It is easy to see what investors like using ETFs for their fixed income exposure. ETFs are cheaper than Mutual Funds. As an example, the Vanguard Total Bond Market ETF (BND) has an expense ratio of just 0.035%pa. These very low fees are achieved by having large assets under management and when investing in lower yielding instruments, such as fixed income, fees need to remain low. Investors also like the diversification of the fixed income ETFs. The self-same BND holds 9 995 different fixed income instruments with exposure to various capital markets and durations.
ETF pessimists have long warned that ETFs don’t do well in times of crisis but since the Covid crash these warnings were proved to be incorrect. During the crash capital markets were brought to their knees but the overall market infrastructure held up, and ETF trading continued to function smoothly. In fact, ETFs ended up providing the liquidity into the market when the underlying instruments were illiquid. A white paper from Invesco, an ETF issuer, stated that US-listed fixed income ETFs traded a total of $739bn on exchanges in March 2020, with just $20bn redeemed in the primary bond market in that month. This means that $719bn of fixed income ETF shares changed hands without a real bond actually being sold – a strong indication of ETF liquidity. The further evidence of fixed income ETF liquidity is that when the US Federal Reserve conducted their bond buyback program they chose to utilise the ETF market.
Whilst the focus of this article has been more towards fixed income ETFs it is important to note that there are ETFs for several asset classes. One can access commodities such as gold and silver, one can access real estate, and one can even access smart-beta strategies via the ETF market. Remember ETFs are so much more than just equities.
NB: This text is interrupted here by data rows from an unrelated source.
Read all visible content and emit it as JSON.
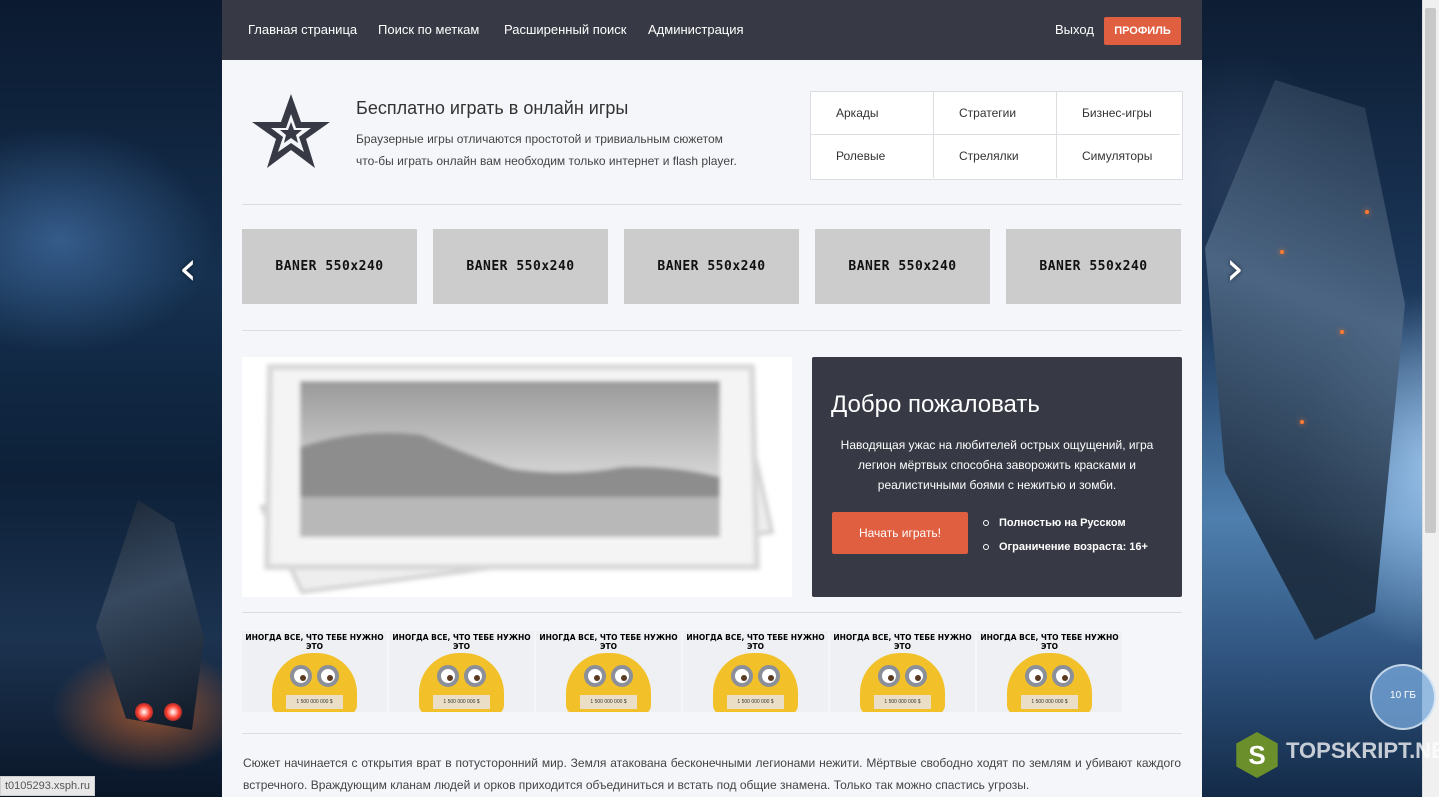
{
  "nav": {
    "items": [
      "Главная страница",
      "Поиск по меткам",
      "Расширенный поиск",
      "Администрация"
    ],
    "logout": "Выход",
    "profile": "ПРОФИЛЬ"
  },
  "header": {
    "title": "Бесплатно играть в онлайн игры",
    "desc_line1": "Браузерные игры отличаются простотой и тривиальным сюжетом",
    "desc_line2": "что-бы играть онлайн вам необходим только интернет и flash player."
  },
  "categories": [
    "Аркады",
    "Стратегии",
    "Бизнес-игры",
    "Ролевые",
    "Стрелялки",
    "Симуляторы"
  ],
  "banners": [
    "BANER 550x240",
    "BANER 550x240",
    "BANER 550x240",
    "BANER 550x240",
    "BANER 550x240"
  ],
  "welcome": {
    "title": "Добро пожаловать",
    "desc": "Наводящая ужас на любителей острых ощущений, игра легион мёртвых способна заворожить красками и реалистичными боями с нежитью и зомби.",
    "button": "Начать играть!",
    "features": [
      "Полностью на Русском",
      "Ограничение возраста: 16+"
    ]
  },
  "thumbnails": {
    "caption": "ИНОГДА ВСЕ, ЧТО ТЕБЕ НУЖНО ЭТО",
    "sign": "1 500 000 000 $",
    "count": 6
  },
  "story": "Сюжет начинается с открытия врат в потусторонний мир. Земля атакована бесконечными легионами нежити. Мёртвые свободно ходят по землям и убивают каждого встречного. Враждующим кланам людей и орков приходится объединиться и встать под общие знамена. Только так можно спастись угрозы.",
  "overlay": {
    "bubble": "10 ГБ",
    "site_logo": "S",
    "site_name": "TOPSKRIPT.NET",
    "status_url": "t0105293.xsph.ru"
  },
  "colors": {
    "nav_bg": "#373a45",
    "accent": "#e15f41",
    "page_bg": "#f5f6fa"
  },
  "icons": {
    "slider_prev": "chevron-left-icon",
    "slider_next": "chevron-right-icon",
    "header": "star-icon"
  }
}
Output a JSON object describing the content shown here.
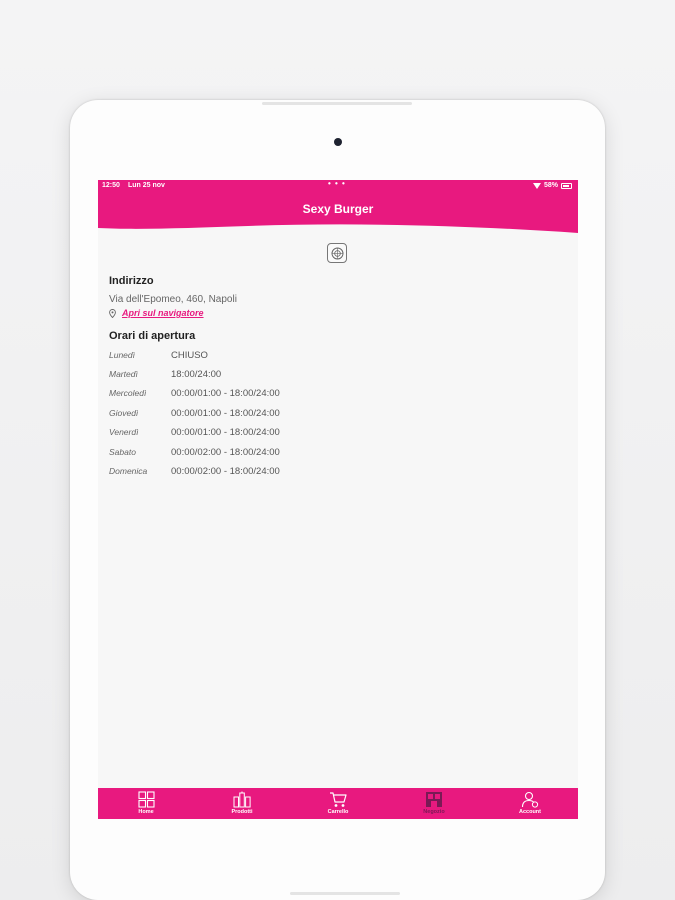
{
  "status_bar": {
    "time": "12:50",
    "date": "Lun 25 nov",
    "dots": "• • •",
    "battery": "58%"
  },
  "header": {
    "title": "Sexy Burger"
  },
  "address_section": {
    "title": "Indirizzo",
    "address": "Via dell'Epomeo, 460, Napoli",
    "navigator_link": "Apri sul navigatore"
  },
  "hours_section": {
    "title": "Orari di apertura",
    "rows": [
      {
        "day": "Lunedì",
        "time": "CHIUSO"
      },
      {
        "day": "Martedì",
        "time": "18:00/24:00"
      },
      {
        "day": "Mercoledì",
        "time": "00:00/01:00 - 18:00/24:00"
      },
      {
        "day": "Giovedì",
        "time": "00:00/01:00 - 18:00/24:00"
      },
      {
        "day": "Venerdì",
        "time": "00:00/01:00 - 18:00/24:00"
      },
      {
        "day": "Sabato",
        "time": "00:00/02:00 - 18:00/24:00"
      },
      {
        "day": "Domenica",
        "time": "00:00/02:00 - 18:00/24:00"
      }
    ]
  },
  "tabbar": {
    "items": [
      {
        "label": "Home",
        "icon": "home-grid-icon"
      },
      {
        "label": "Prodotti",
        "icon": "products-icon"
      },
      {
        "label": "Carrello",
        "icon": "cart-icon"
      },
      {
        "label": "Negozio",
        "icon": "store-icon",
        "active": true
      },
      {
        "label": "Account",
        "icon": "account-icon"
      }
    ]
  },
  "colors": {
    "brand": "#e8197f",
    "active_tab_label": "#7a1a55",
    "background": "#f7f7f7"
  }
}
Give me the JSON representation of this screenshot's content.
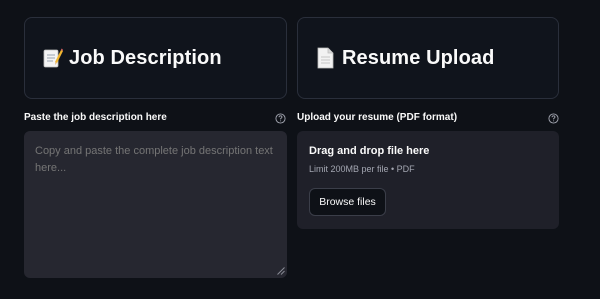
{
  "job_section": {
    "header_title": "Job Description",
    "header_icon": "memo-icon",
    "label": "Paste the job description here",
    "placeholder": "Copy and paste the complete job description text here..."
  },
  "resume_section": {
    "header_title": "Resume Upload",
    "header_icon": "document-icon",
    "label": "Upload your resume (PDF format)",
    "dropzone": {
      "title": "Drag and drop file here",
      "subtitle": "Limit 200MB per file • PDF",
      "button_label": "Browse files"
    }
  },
  "colors": {
    "background": "#0e1117",
    "card_border": "#2a2f3b",
    "input_bg": "#262730",
    "dropzone_bg": "#1f2029"
  }
}
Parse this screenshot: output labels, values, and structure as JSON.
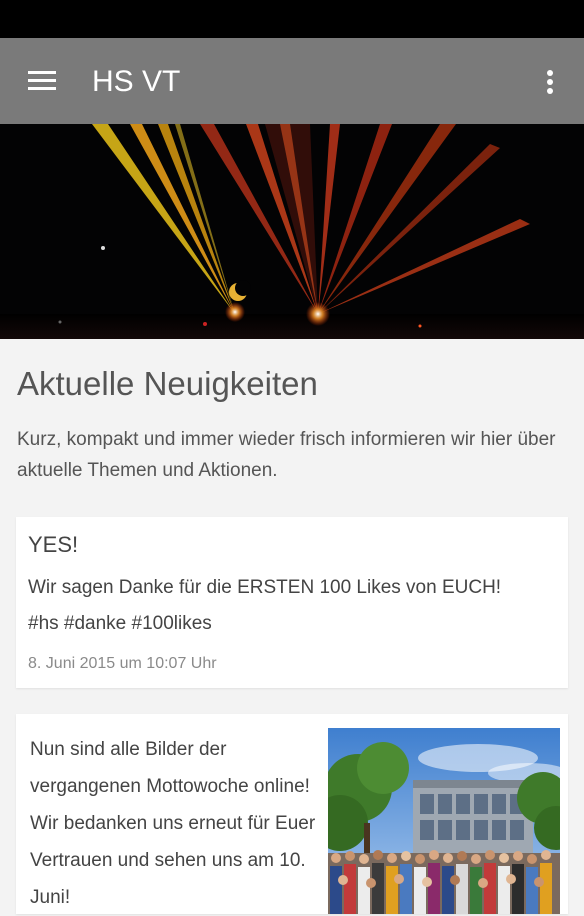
{
  "app_bar": {
    "title": "HS VT",
    "menu_icon": "hamburger-menu-icon",
    "overflow_icon": "more-vert-icon",
    "background": "#7a7a7a"
  },
  "hero": {
    "image": "laser-show-banner"
  },
  "intro": {
    "title": "Aktuelle Neuigkeiten",
    "description": "Kurz, kompakt und immer wieder frisch informieren wir hier über aktuelle Themen und Aktionen."
  },
  "posts": [
    {
      "title": "YES!",
      "body_line1": "Wir sagen Danke für die ERSTEN 100 Likes von EUCH!",
      "body_line2": "#hs #danke #100likes",
      "date": "8. Juni 2015 um 10:07 Uhr"
    },
    {
      "body": "Nun sind alle Bilder der vergangenen Mottowoche online! Wir bedanken uns erneut für Euer Vertrauen und sehen uns am 10. Juni!",
      "image": "school-group-photo"
    }
  ]
}
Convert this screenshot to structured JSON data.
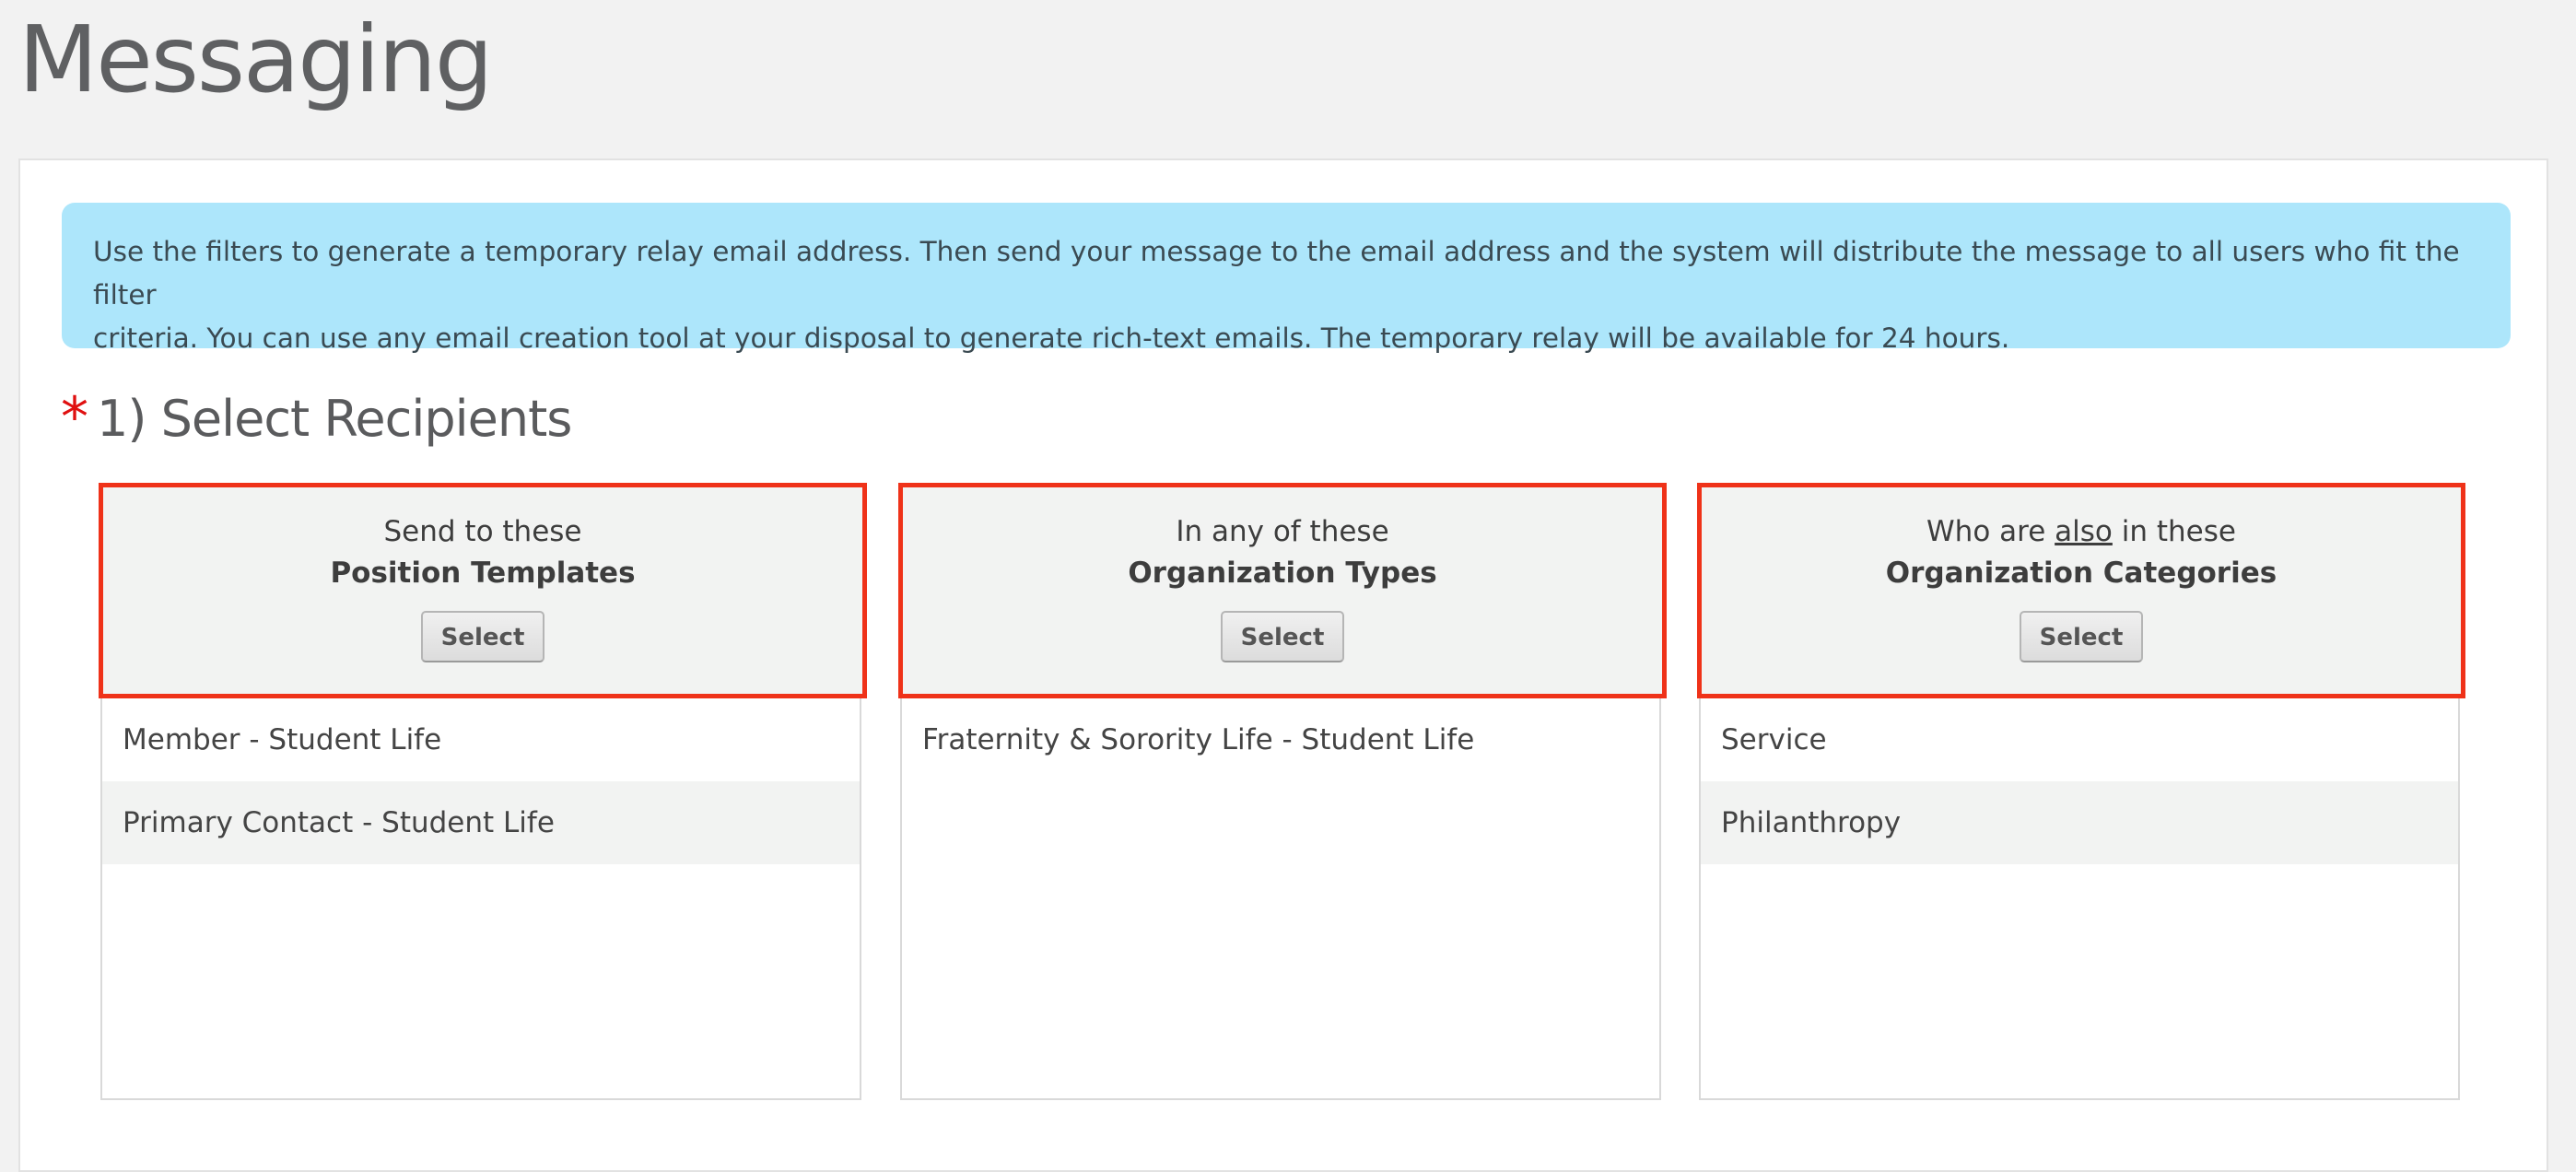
{
  "page": {
    "title": "Messaging"
  },
  "info": {
    "line1": "Use the filters to generate a temporary relay email address. Then send your message to the email address and the system will distribute the message to all users who fit the filter",
    "line2": "criteria. You can use any email creation tool at your disposal to generate rich-text emails. The temporary relay will be available for 24 hours."
  },
  "recipients": {
    "required_marker": "*",
    "heading": "1) Select Recipients",
    "filters": [
      {
        "intro_before": "Send to these",
        "intro_emphasis": "",
        "intro_after": "",
        "title": "Position Templates",
        "button": "Select",
        "items": [
          "Member - Student Life",
          "Primary Contact - Student Life"
        ]
      },
      {
        "intro_before": "In any of these",
        "intro_emphasis": "",
        "intro_after": "",
        "title": "Organization Types",
        "button": "Select",
        "items": [
          "Fraternity & Sorority Life - Student Life"
        ]
      },
      {
        "intro_before": "Who are ",
        "intro_emphasis": "also",
        "intro_after": " in these",
        "title": "Organization Categories",
        "button": "Select",
        "items": [
          "Service",
          "Philanthropy"
        ]
      }
    ]
  },
  "colors": {
    "highlight_border": "#ef3219",
    "info_background": "#ade6fb",
    "required_star": "#e01010"
  }
}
Magwitch Offshore is a leading provider of Global Balanced ETF portfolios with products in all major currencies. Magwitch utilise an advisor distribution model and their portfolios are available through offshore endowment structures provided by some of the larger Insurers.